Exercise input section start

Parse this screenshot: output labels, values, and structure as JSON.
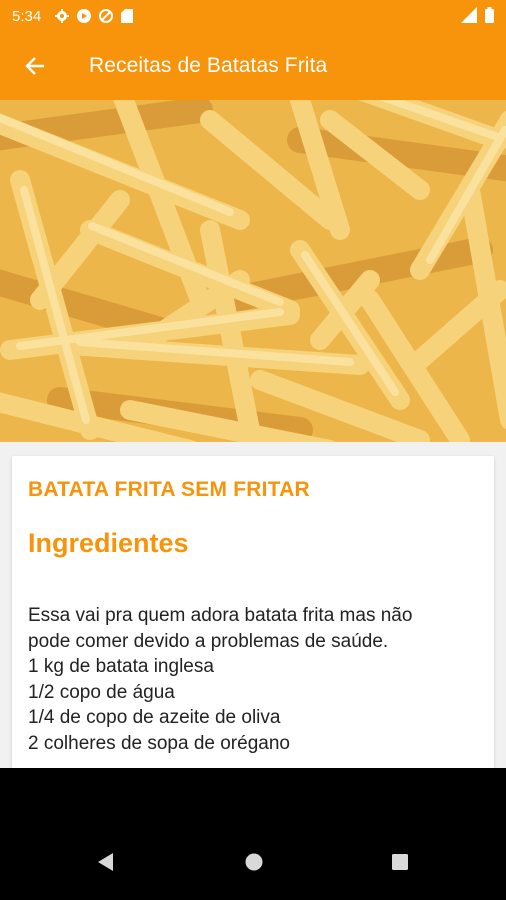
{
  "status_bar": {
    "time": "5:34",
    "left_icons": [
      "settings-icon",
      "play-store-icon",
      "data-saver-icon",
      "sd-card-icon"
    ],
    "right_icons": [
      "signal-icon",
      "battery-icon"
    ]
  },
  "app_bar": {
    "title": "Receitas de Batatas Frita",
    "back_icon": "arrow-left-icon"
  },
  "hero": {
    "subject": "french-fries-photo"
  },
  "recipe": {
    "title": "BATATA FRITA SEM FRITAR",
    "section": "Ingredientes",
    "lines": [
      "Essa vai pra quem adora batata frita mas não",
      "pode comer devido a problemas de saúde.",
      "1 kg de batata inglesa",
      "1/2 copo de água",
      "1/4 de copo de azeite de oliva",
      "2 colheres de sopa de orégano"
    ]
  },
  "nav_bar": {
    "buttons": [
      "back-triangle-icon",
      "home-circle-icon",
      "recents-square-icon"
    ]
  },
  "colors": {
    "primary": "#f7940b",
    "text": "#222222",
    "background": "#f1f1f1"
  }
}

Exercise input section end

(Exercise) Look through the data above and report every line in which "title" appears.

(Response to this exercise)
    "title": "Receitas de Batatas Frita",
    "title": "BATATA FRITA SEM FRITAR",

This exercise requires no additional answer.